The school district recently celebrated its top middle school and high school teachers, as measured by student test scores.
The public recognition for teachers whose students scored at least 10 percent above the state average on the 2018 AzMerit test came in the wake of a report indicating that one in four teacher jobs this year are either unfilled or filled by someone without the normal credentials and training in the subject.
But first the good news.
Payson High School and Payson Center for Success have a host of teachers whose students beat the state average in the AzMerit test for their subject and grade level.
Those teachers in English Language Arts included Kris Seeley, Laura Hacker, Brianne Diego, Dorothy deMasi, Ronnie Richie, Janice Hoyt, Amber Mathews, Shawnee Bauer, Michelle Kirby, Kim Young, Katie Parks, Shelli Creighton, Greg Lenon, David Gerber and Barbara Walls.
Teachers in mathematics included Dorothy deMasi, Deb Jones, Barb DeWeese, and Nicole Ward.
Highly successful kindergarten teachers as measured by student scores included Kris Seely, with 84 percent in reading. First-grade teachers with high student performance included Laura Hacker (85 percent in reading) and Brianne Diego (89 percent in math). In second grade, Dorothy deMasi’s students received 96 percent in reading and 92 percent in math.
In Rim Country Middle School, “exemplary” teachers include Shelli Creighton, Greg Lenon and Katie Parks in English and Nicole Ward in math.
Payson Unified School District Student Achievement Director Brenda Case commented, “We are honoring professors who ARE the ultimate student motivators, the masters of hard work and the heroes who do not fear a challenge.
“They are not only masters of content, but teach students how to learn successfully. This is an art and the science of explicit strategic instruction. The outcome is high student achievement.”
After years of stagnant pay, almost all the district’s teachers this year got a 10 percent pay raise. However, the raise was spread equally throughout the entire staff. The district’s merit pay system also ensures that virtually every teacher also received a merit pay bonus this year — with no adjustment for the teachers whose students got higher test scores.
The statewide pay raise for most teachers and the end to years of deep cuts has so far done little to reverse a growing shortage of traditionally trained teachers. The Arizona Legislature responded to the shortage last year by effectively waiving most credentialing and training requirements for most classroom teachers. This year, the Legislature approved a 20 percent pay raise phased in over the next three years. However, despite the increases in overall education funding in Arizona in the past two years, the state is still spending about $1 billion less in inflation-adjusted dollars than it did before the recession.
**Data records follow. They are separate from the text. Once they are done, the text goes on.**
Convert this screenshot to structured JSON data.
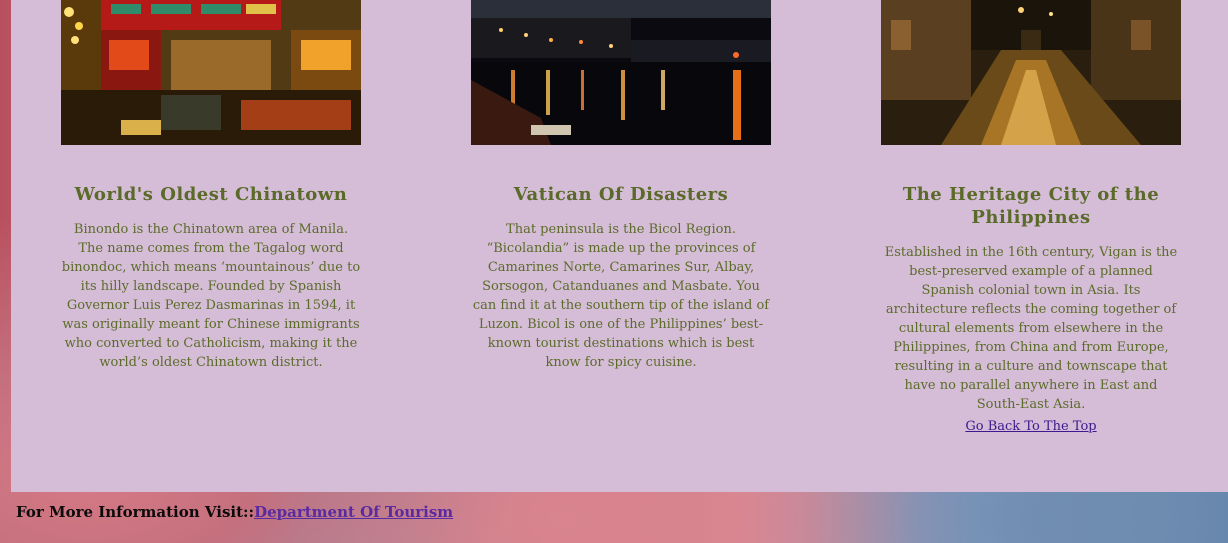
{
  "cards": [
    {
      "image_alt": "Binondo Chinatown at night",
      "title": "World's Oldest Chinatown",
      "text": "Binondo is the Chinatown area of Manila. The name comes from the Tagalog word binondoc, which means ‘mountainous’ due to its hilly landscape. Founded by Spanish Governor Luis Perez Dasmarinas in 1594, it was originally meant for Chinese immigrants who converted to Catholicism, making it the world’s oldest Chinatown district."
    },
    {
      "image_alt": "Bicol harbor at night",
      "title": "Vatican Of Disasters",
      "text": "That peninsula is the Bicol Region. “Bicolandia” is made up the provinces of Camarines Norte, Camarines Sur, Albay, Sorsogon, Catanduanes and Masbate. You can find it at the southern tip of the island of Luzon. Bicol is one of the Philippines’ best-known tourist destinations which is best know for spicy cuisine."
    },
    {
      "image_alt": "Vigan cobblestone street at night",
      "title": "The Heritage City of the Philippines",
      "text": "Established in the 16th century, Vigan is the best-preserved example of a planned Spanish colonial town in Asia. Its architecture reflects the coming together of cultural elements from elsewhere in the Philippines, from China and from Europe, resulting in a culture and townscape that have no parallel anywhere in East and South-East Asia."
    }
  ],
  "back_to_top": "Go Back To The Top",
  "footer": {
    "prefix": "For More Information Visit::",
    "link": "Department Of Tourism"
  }
}
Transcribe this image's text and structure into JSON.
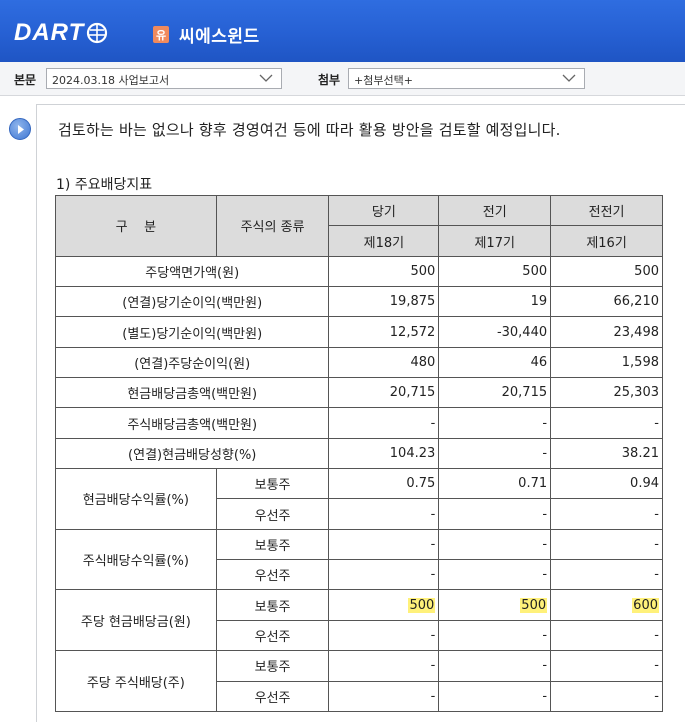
{
  "header": {
    "logo_text": "DART",
    "company_badge": "유",
    "company_name": "씨에스윈드"
  },
  "toolbar": {
    "main_label": "본문",
    "main_select_value": "2024.03.18  사업보고서",
    "attach_label": "첨부",
    "attach_select_value": "+첨부선택+"
  },
  "content": {
    "paragraph": "검토하는 바는 없으나 향후 경영여건 등에 따라 활용 방안을 검토할 예정입니다.",
    "section_title": "1) 주요배당지표"
  },
  "table": {
    "header": {
      "category": "구    분",
      "stock_type": "주식의 종류",
      "periods": [
        "당기",
        "전기",
        "전전기"
      ],
      "terms": [
        "제18기",
        "제17기",
        "제16기"
      ]
    },
    "simple_rows": [
      {
        "label": "주당액면가액(원)",
        "values": [
          "500",
          "500",
          "500"
        ]
      },
      {
        "label": "(연결)당기순이익(백만원)",
        "values": [
          "19,875",
          "19",
          "66,210"
        ]
      },
      {
        "label": "(별도)당기순이익(백만원)",
        "values": [
          "12,572",
          "-30,440",
          "23,498"
        ]
      },
      {
        "label": "(연결)주당순이익(원)",
        "values": [
          "480",
          "46",
          "1,598"
        ]
      },
      {
        "label": "현금배당금총액(백만원)",
        "values": [
          "20,715",
          "20,715",
          "25,303"
        ]
      },
      {
        "label": "주식배당금총액(백만원)",
        "values": [
          "-",
          "-",
          "-"
        ]
      },
      {
        "label": "(연결)현금배당성향(%)",
        "values": [
          "104.23",
          "-",
          "38.21"
        ]
      }
    ],
    "group_rows": [
      {
        "label": "현금배당수익률(%)",
        "sub": [
          {
            "type": "보통주",
            "values": [
              "0.75",
              "0.71",
              "0.94"
            ]
          },
          {
            "type": "우선주",
            "values": [
              "-",
              "-",
              "-"
            ]
          }
        ]
      },
      {
        "label": "주식배당수익률(%)",
        "sub": [
          {
            "type": "보통주",
            "values": [
              "-",
              "-",
              "-"
            ]
          },
          {
            "type": "우선주",
            "values": [
              "-",
              "-",
              "-"
            ]
          }
        ]
      },
      {
        "label": "주당 현금배당금(원)",
        "sub": [
          {
            "type": "보통주",
            "values": [
              "500",
              "500",
              "600"
            ]
          },
          {
            "type": "우선주",
            "values": [
              "-",
              "-",
              "-"
            ]
          }
        ]
      },
      {
        "label": "주당 주식배당(주)",
        "sub": [
          {
            "type": "보통주",
            "values": [
              "-",
              "-",
              "-"
            ]
          },
          {
            "type": "우선주",
            "values": [
              "-",
              "-",
              "-"
            ]
          }
        ]
      }
    ]
  },
  "colors": {
    "header_blue": "#2660d3",
    "highlight": "#fff17a",
    "badge": "#f08a5d"
  }
}
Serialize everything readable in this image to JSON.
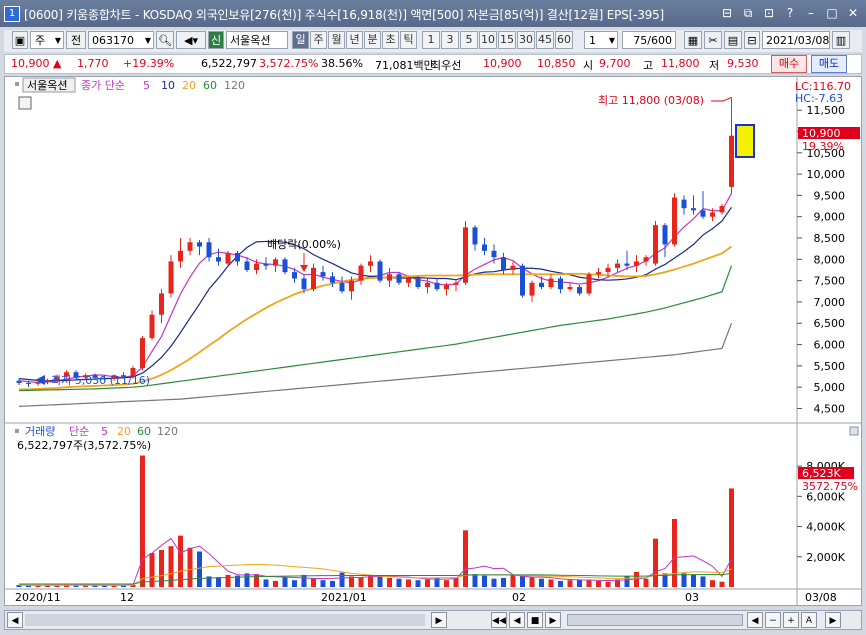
{
  "window": {
    "title": "[0600] 키움종합차트 - KOSDAQ 외국인보유[276(천)] 주식수[16,918(천)] 액면[500] 자본금[85(억)] 결산[12월] EPS[-395]",
    "app_icon": "1",
    "buttons": [
      "restore-icon",
      "duplicate-icon",
      "lock-icon",
      "help-icon",
      "minimize-icon",
      "maximize-icon",
      "close-icon"
    ]
  },
  "toolbar": {
    "market": "주",
    "prev_label": "전",
    "stock_code": "063170",
    "stock_name": "서울옥션",
    "sin_label": "신",
    "periods": [
      "일",
      "주",
      "월",
      "년",
      "분",
      "초",
      "틱"
    ],
    "active_period": "일",
    "minutes": [
      "1",
      "3",
      "5",
      "10",
      "15",
      "30",
      "45",
      "60"
    ],
    "step_value": "1",
    "count": "75/600",
    "date": "2021/03/08"
  },
  "quote": {
    "price": "10,900",
    "change_arrow": "▲",
    "change": "1,770",
    "change_pct": "+19.39%",
    "volume": "6,522,797",
    "volume_pct": "3,572.75%",
    "turnover_pct": "38.56%",
    "amount": "71,081백만",
    "best_label": "최우선",
    "ask": "10,900",
    "bid": "10,850",
    "open_label": "시",
    "open": "9,700",
    "high_label": "고",
    "high": "11,800",
    "low_label": "저",
    "low": "9,530",
    "buy_label": "매수",
    "sell_label": "매도"
  },
  "price_panel": {
    "stock_label": "서울옥션",
    "ma_label": "종가 단순",
    "ma_periods": [
      "5",
      "10",
      "20",
      "60",
      "120"
    ],
    "lc_label": "LC:116.70",
    "hc_label": "HC:-7.63",
    "last_price_label": "10,900",
    "last_pct_label": "19.39%",
    "high_annotation": "최고 11,800 (03/08)",
    "low_annotation": "최저 5,030 (11/16)",
    "dividend_annotation": "배당락(0.00%)"
  },
  "volume_panel": {
    "label": "거래량",
    "ma_label": "단순",
    "ma_periods": [
      "5",
      "20",
      "60",
      "120"
    ],
    "value_text": "6,522,797주(3,572.75%)",
    "last_label": "6,523K",
    "last_pct": "3572.75%"
  },
  "x_axis": {
    "labels": [
      "2020/11",
      "12",
      "2021/01",
      "02",
      "03"
    ],
    "right_label": "03/08"
  },
  "colors": {
    "up": "#e8251b",
    "down": "#1a4fd8",
    "ma5": "#c436c4",
    "ma10": "#1d2a8a",
    "ma20": "#f0a51c",
    "ma60": "#2a8a3a",
    "ma120": "#777777"
  },
  "chart_data": {
    "type": "candlestick",
    "y_ticks": [
      4500,
      5000,
      5500,
      6000,
      6500,
      7000,
      7500,
      8000,
      8500,
      9000,
      9500,
      10000,
      10500,
      11000,
      11500
    ],
    "volume_ticks": [
      "2,000K",
      "4,000K",
      "6,000K",
      "8,000K"
    ],
    "candles": [
      {
        "o": 5150,
        "h": 5200,
        "l": 5050,
        "c": 5100
      },
      {
        "o": 5100,
        "h": 5150,
        "l": 5000,
        "c": 5080
      },
      {
        "o": 5080,
        "h": 5150,
        "l": 5030,
        "c": 5120
      },
      {
        "o": 5120,
        "h": 5200,
        "l": 5070,
        "c": 5160
      },
      {
        "o": 5160,
        "h": 5300,
        "l": 5100,
        "c": 5250
      },
      {
        "o": 5250,
        "h": 5400,
        "l": 5200,
        "c": 5350
      },
      {
        "o": 5350,
        "h": 5400,
        "l": 5200,
        "c": 5230
      },
      {
        "o": 5230,
        "h": 5320,
        "l": 5180,
        "c": 5280
      },
      {
        "o": 5280,
        "h": 5320,
        "l": 5180,
        "c": 5220
      },
      {
        "o": 5220,
        "h": 5280,
        "l": 5150,
        "c": 5200
      },
      {
        "o": 5200,
        "h": 5300,
        "l": 5150,
        "c": 5280
      },
      {
        "o": 5280,
        "h": 5350,
        "l": 5200,
        "c": 5250
      },
      {
        "o": 5250,
        "h": 5500,
        "l": 5200,
        "c": 5450
      },
      {
        "o": 5450,
        "h": 6200,
        "l": 5400,
        "c": 6150
      },
      {
        "o": 6150,
        "h": 6800,
        "l": 6100,
        "c": 6700
      },
      {
        "o": 6700,
        "h": 7300,
        "l": 6500,
        "c": 7200
      },
      {
        "o": 7200,
        "h": 8100,
        "l": 7100,
        "c": 7950
      },
      {
        "o": 7950,
        "h": 8500,
        "l": 7800,
        "c": 8200
      },
      {
        "o": 8200,
        "h": 8500,
        "l": 8100,
        "c": 8400
      },
      {
        "o": 8400,
        "h": 8450,
        "l": 8100,
        "c": 8300
      },
      {
        "o": 8400,
        "h": 8500,
        "l": 7950,
        "c": 8050
      },
      {
        "o": 8050,
        "h": 8250,
        "l": 7850,
        "c": 7950
      },
      {
        "o": 7900,
        "h": 8200,
        "l": 7850,
        "c": 8150
      },
      {
        "o": 8150,
        "h": 8200,
        "l": 7850,
        "c": 7950
      },
      {
        "o": 7950,
        "h": 8050,
        "l": 7700,
        "c": 7750
      },
      {
        "o": 7750,
        "h": 8000,
        "l": 7650,
        "c": 7900
      },
      {
        "o": 7900,
        "h": 8050,
        "l": 7750,
        "c": 7850
      },
      {
        "o": 7850,
        "h": 8050,
        "l": 7700,
        "c": 8000
      },
      {
        "o": 8000,
        "h": 8050,
        "l": 7650,
        "c": 7700
      },
      {
        "o": 7700,
        "h": 7800,
        "l": 7450,
        "c": 7550
      },
      {
        "o": 7550,
        "h": 7650,
        "l": 7200,
        "c": 7300
      },
      {
        "o": 7300,
        "h": 7900,
        "l": 7250,
        "c": 7800
      },
      {
        "o": 7700,
        "h": 7850,
        "l": 7500,
        "c": 7600
      },
      {
        "o": 7600,
        "h": 7700,
        "l": 7350,
        "c": 7450
      },
      {
        "o": 7450,
        "h": 7600,
        "l": 7200,
        "c": 7250
      },
      {
        "o": 7250,
        "h": 7600,
        "l": 7050,
        "c": 7500
      },
      {
        "o": 7500,
        "h": 7900,
        "l": 7400,
        "c": 7850
      },
      {
        "o": 7850,
        "h": 8100,
        "l": 7700,
        "c": 7950
      },
      {
        "o": 7950,
        "h": 8000,
        "l": 7450,
        "c": 7500
      },
      {
        "o": 7500,
        "h": 7800,
        "l": 7350,
        "c": 7650
      },
      {
        "o": 7650,
        "h": 7700,
        "l": 7400,
        "c": 7450
      },
      {
        "o": 7450,
        "h": 7600,
        "l": 7350,
        "c": 7550
      },
      {
        "o": 7550,
        "h": 7600,
        "l": 7300,
        "c": 7350
      },
      {
        "o": 7350,
        "h": 7550,
        "l": 7200,
        "c": 7450
      },
      {
        "o": 7450,
        "h": 7550,
        "l": 7250,
        "c": 7300
      },
      {
        "o": 7300,
        "h": 7450,
        "l": 7150,
        "c": 7400
      },
      {
        "o": 7400,
        "h": 7500,
        "l": 7250,
        "c": 7450
      },
      {
        "o": 7450,
        "h": 8900,
        "l": 7400,
        "c": 8750
      },
      {
        "o": 8750,
        "h": 8800,
        "l": 8200,
        "c": 8350
      },
      {
        "o": 8350,
        "h": 8500,
        "l": 8100,
        "c": 8200
      },
      {
        "o": 8200,
        "h": 8350,
        "l": 7900,
        "c": 8050
      },
      {
        "o": 8050,
        "h": 8150,
        "l": 7650,
        "c": 7750
      },
      {
        "o": 7750,
        "h": 7950,
        "l": 7650,
        "c": 7850
      },
      {
        "o": 7850,
        "h": 7900,
        "l": 7100,
        "c": 7150
      },
      {
        "o": 7150,
        "h": 7500,
        "l": 7000,
        "c": 7450
      },
      {
        "o": 7450,
        "h": 7600,
        "l": 7300,
        "c": 7350
      },
      {
        "o": 7350,
        "h": 7650,
        "l": 7300,
        "c": 7550
      },
      {
        "o": 7550,
        "h": 7600,
        "l": 7200,
        "c": 7300
      },
      {
        "o": 7300,
        "h": 7450,
        "l": 7250,
        "c": 7350
      },
      {
        "o": 7350,
        "h": 7400,
        "l": 7150,
        "c": 7200
      },
      {
        "o": 7200,
        "h": 7700,
        "l": 7150,
        "c": 7650
      },
      {
        "o": 7650,
        "h": 7800,
        "l": 7550,
        "c": 7700
      },
      {
        "o": 7700,
        "h": 7900,
        "l": 7600,
        "c": 7800
      },
      {
        "o": 7800,
        "h": 8000,
        "l": 7700,
        "c": 7900
      },
      {
        "o": 7900,
        "h": 8200,
        "l": 7750,
        "c": 7850
      },
      {
        "o": 7850,
        "h": 8100,
        "l": 7700,
        "c": 7950
      },
      {
        "o": 7950,
        "h": 8100,
        "l": 7850,
        "c": 8050
      },
      {
        "o": 7900,
        "h": 8900,
        "l": 7850,
        "c": 8800
      },
      {
        "o": 8800,
        "h": 8850,
        "l": 8050,
        "c": 8350
      },
      {
        "o": 8350,
        "h": 9550,
        "l": 8300,
        "c": 9450
      },
      {
        "o": 9400,
        "h": 9500,
        "l": 9050,
        "c": 9200
      },
      {
        "o": 9200,
        "h": 9500,
        "l": 9050,
        "c": 9150
      },
      {
        "o": 9150,
        "h": 9600,
        "l": 8950,
        "c": 9000
      },
      {
        "o": 9000,
        "h": 9200,
        "l": 8900,
        "c": 9100
      },
      {
        "o": 9100,
        "h": 9300,
        "l": 9050,
        "c": 9250
      },
      {
        "o": 9700,
        "h": 11800,
        "l": 9530,
        "c": 10900
      }
    ],
    "volumes": [
      130,
      110,
      95,
      100,
      120,
      150,
      140,
      105,
      110,
      100,
      95,
      130,
      150,
      8700,
      2250,
      2450,
      2700,
      3400,
      2600,
      2350,
      700,
      650,
      800,
      750,
      900,
      850,
      500,
      400,
      650,
      450,
      800,
      600,
      450,
      400,
      950,
      700,
      650,
      800,
      750,
      600,
      550,
      500,
      450,
      500,
      600,
      450,
      600,
      3750,
      850,
      750,
      550,
      600,
      800,
      700,
      650,
      550,
      500,
      400,
      450,
      500,
      450,
      400,
      350,
      500,
      700,
      1000,
      550,
      3200,
      900,
      4500,
      900,
      800,
      700,
      450,
      350,
      6523
    ],
    "ma_values": {
      "ma5": [
        5150,
        5130,
        5110,
        5120,
        5150,
        5190,
        5230,
        5260,
        5290,
        5280,
        5240,
        5230,
        5270,
        5470,
        5840,
        6190,
        6690,
        7190,
        7580,
        7910,
        8110,
        8170,
        8140,
        8100,
        8030,
        7930,
        7890,
        7880,
        7840,
        7760,
        7640,
        7650,
        7580,
        7530,
        7480,
        7450,
        7520,
        7600,
        7620,
        7690,
        7690,
        7600,
        7520,
        7490,
        7420,
        7400,
        7420,
        7630,
        7770,
        7880,
        7990,
        8040,
        7970,
        7790,
        7660,
        7550,
        7490,
        7470,
        7450,
        7420,
        7450,
        7500,
        7580,
        7690,
        7790,
        7860,
        7960,
        8140,
        8270,
        8530,
        8760,
        8950,
        9190,
        9140,
        9140,
        9550
      ],
      "ma10": [
        5200,
        5180,
        5160,
        5150,
        5150,
        5160,
        5170,
        5180,
        5190,
        5200,
        5210,
        5220,
        5240,
        5330,
        5500,
        5700,
        5960,
        6280,
        6620,
        6950,
        7300,
        7560,
        7840,
        8080,
        8280,
        8410,
        8420,
        8420,
        8400,
        8340,
        8250,
        8110,
        8000,
        7900,
        7790,
        7680,
        7630,
        7600,
        7570,
        7570,
        7560,
        7560,
        7570,
        7560,
        7550,
        7550,
        7520,
        7590,
        7660,
        7700,
        7710,
        7750,
        7780,
        7790,
        7790,
        7770,
        7720,
        7680,
        7640,
        7580,
        7550,
        7520,
        7510,
        7520,
        7540,
        7580,
        7640,
        7770,
        7880,
        8030,
        8180,
        8350,
        8570,
        8720,
        8900,
        9220
      ],
      "ma20": [
        4950,
        4950,
        4960,
        4970,
        4980,
        5000,
        5010,
        5020,
        5030,
        5040,
        5050,
        5060,
        5080,
        5130,
        5200,
        5290,
        5400,
        5530,
        5670,
        5820,
        5980,
        6130,
        6300,
        6450,
        6600,
        6730,
        6860,
        6980,
        7080,
        7180,
        7260,
        7320,
        7380,
        7430,
        7480,
        7520,
        7540,
        7560,
        7570,
        7580,
        7590,
        7600,
        7610,
        7620,
        7620,
        7620,
        7620,
        7630,
        7640,
        7650,
        7650,
        7650,
        7650,
        7650,
        7650,
        7650,
        7650,
        7650,
        7660,
        7660,
        7650,
        7640,
        7620,
        7610,
        7600,
        7600,
        7610,
        7650,
        7700,
        7760,
        7830,
        7900,
        7980,
        8060,
        8140,
        8300
      ],
      "ma60": [
        4920,
        4925,
        4930,
        4935,
        4940,
        4945,
        4950,
        4955,
        4960,
        4970,
        4980,
        4990,
        5000,
        5020,
        5050,
        5080,
        5110,
        5140,
        5170,
        5200,
        5230,
        5260,
        5290,
        5320,
        5350,
        5380,
        5410,
        5440,
        5470,
        5500,
        5530,
        5560,
        5590,
        5620,
        5650,
        5680,
        5710,
        5740,
        5770,
        5800,
        5830,
        5860,
        5890,
        5920,
        5950,
        5980,
        6010,
        6050,
        6090,
        6130,
        6170,
        6210,
        6250,
        6290,
        6330,
        6370,
        6410,
        6450,
        6480,
        6510,
        6540,
        6570,
        6600,
        6640,
        6680,
        6720,
        6760,
        6810,
        6860,
        6920,
        6980,
        7040,
        7100,
        7170,
        7240,
        7850
      ],
      "ma120": [
        4550,
        4560,
        4570,
        4580,
        4590,
        4600,
        4610,
        4620,
        4630,
        4640,
        4650,
        4660,
        4670,
        4680,
        4690,
        4700,
        4710,
        4720,
        4740,
        4760,
        4780,
        4800,
        4820,
        4840,
        4860,
        4880,
        4900,
        4920,
        4940,
        4960,
        4980,
        5000,
        5020,
        5040,
        5060,
        5080,
        5100,
        5120,
        5140,
        5160,
        5180,
        5200,
        5220,
        5240,
        5260,
        5280,
        5300,
        5320,
        5340,
        5360,
        5380,
        5400,
        5420,
        5440,
        5460,
        5480,
        5500,
        5520,
        5540,
        5560,
        5580,
        5600,
        5620,
        5640,
        5660,
        5680,
        5700,
        5720,
        5740,
        5760,
        5790,
        5820,
        5850,
        5880,
        5910,
        6500
      ]
    },
    "vol_ma": {
      "ma5": [
        120,
        115,
        110,
        112,
        115,
        118,
        120,
        122,
        125,
        118,
        115,
        118,
        125,
        1850,
        2250,
        2750,
        3210,
        2250,
        2540,
        2700,
        2210,
        1620,
        1050,
        810,
        780,
        830,
        700,
        680,
        650,
        630,
        600,
        560,
        560,
        570,
        600,
        620,
        640,
        680,
        700,
        720,
        680,
        650,
        590,
        540,
        510,
        520,
        560,
        1190,
        1260,
        1380,
        1220,
        1240,
        810,
        710,
        660,
        650,
        620,
        540,
        500,
        470,
        460,
        440,
        430,
        440,
        480,
        530,
        600,
        1000,
        1230,
        1950,
        2000,
        2060,
        1730,
        1370,
        700,
        1860
      ],
      "ma20": [
        120,
        118,
        117,
        116,
        116,
        117,
        118,
        118,
        119,
        118,
        118,
        119,
        120,
        550,
        650,
        750,
        880,
        1050,
        1150,
        1250,
        1350,
        1380,
        1420,
        1450,
        1480,
        1500,
        1480,
        1450,
        1400,
        1350,
        1300,
        1250,
        1200,
        1100,
        1000,
        900,
        850,
        780,
        720,
        680,
        650,
        620,
        600,
        600,
        610,
        620,
        620,
        780,
        790,
        800,
        800,
        810,
        790,
        770,
        750,
        730,
        720,
        700,
        680,
        650,
        620,
        600,
        580,
        570,
        580,
        600,
        620,
        800,
        820,
        900,
        950,
        1000,
        1000,
        980,
        950,
        1200
      ],
      "ma60": [
        200,
        200,
        200,
        200,
        200,
        200,
        200,
        200,
        200,
        200,
        200,
        200,
        200,
        330,
        360,
        400,
        440,
        490,
        530,
        570,
        590,
        610,
        630,
        650,
        670,
        690,
        700,
        710,
        720,
        730,
        740,
        745,
        750,
        755,
        760,
        760,
        760,
        760,
        760,
        760,
        760,
        760,
        760,
        760,
        760,
        760,
        760,
        800,
        800,
        800,
        800,
        800,
        800,
        800,
        800,
        800,
        790,
        780,
        770,
        760,
        750,
        740,
        730,
        720,
        720,
        720,
        720,
        760,
        770,
        800,
        810,
        820,
        820,
        820,
        820,
        900
      ]
    }
  }
}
A report by the Arizona School Personnel Administrators Association this year surveyed 178 school districts and charter schools, which said they still needed to fill 6,227 slots for teachers four weeks into the school year.
Districts have filled about half of those slots with interns and people with emergency credentials, which means they don’t meet the normal training requirements in their subject matter. Another 1,500 slots were filled with long-term substitutes while about 1,500 remain vacant.
The number of classroom instructors without the traditional credentials has increased about 400 percent in the past several years.
Meanwhile, 350 newly hired teachers have already quit and another 100 never showed up for the first day of work.
However, the number of unfilled vacancies actually declined by about 1,000 from the year before, according to the report.
PUSD Superintendent Greg Wyman said the district managed to fill all its teaching slots this year, without a heavy reliance on long-term substitutes or emergency credentials. Payson generally has teachers with a couple of years more experience than the state average, although they generally get paid below the state average, according to data from the Arizona auditor general’s school report card.
The Morrison Institute for Public Policy recently completed a report on the teacher shortage and concluded that when adjusted for inflation, pay for elementary school teachers in Arizona has dropped 14 percent since 2000 and pay for secondary school teachers has dropped 11 percent.
Adjusted for cost of living, Arizona teacher salaries ranked 49th nationally — although that figure doesn’t take into account this year’s pay raises.
Nationally, elementary school teachers make $57,000, compared to $45,000 in Arizona. Secondary teachers nationally make $59,000 compared to $48,000 in Arizona.
Compare that to other professions with a similar amount of training. Accountants make $65,000, civil engineers make $81,000, occupational therapists make $91,000, physician assistants make $101,000.
The pay raise for teachers this year came after educators statewide staged a strike that in Payson closed school for two days. Teachers converged on the state Capitol during the budget deliberations, prompting lawmakers to put the first sizable infusion of new money into school since making the deepest cuts in the nation during the recession.
Teachers backed the Red for Ed movement which also circulated petitions to put on the ballot a measure that would have boosted the state income tax rate on incomes above $250,000 from about 4 percent to about 8 percent — generating enough money to replace all the cuts made since the recession on a per-student basis. However, opponents successfully challenged the signature petitions. A judge agreed the language on the petitions didn’t accurately describe the size of the tax increase that would result from passage of the proposition.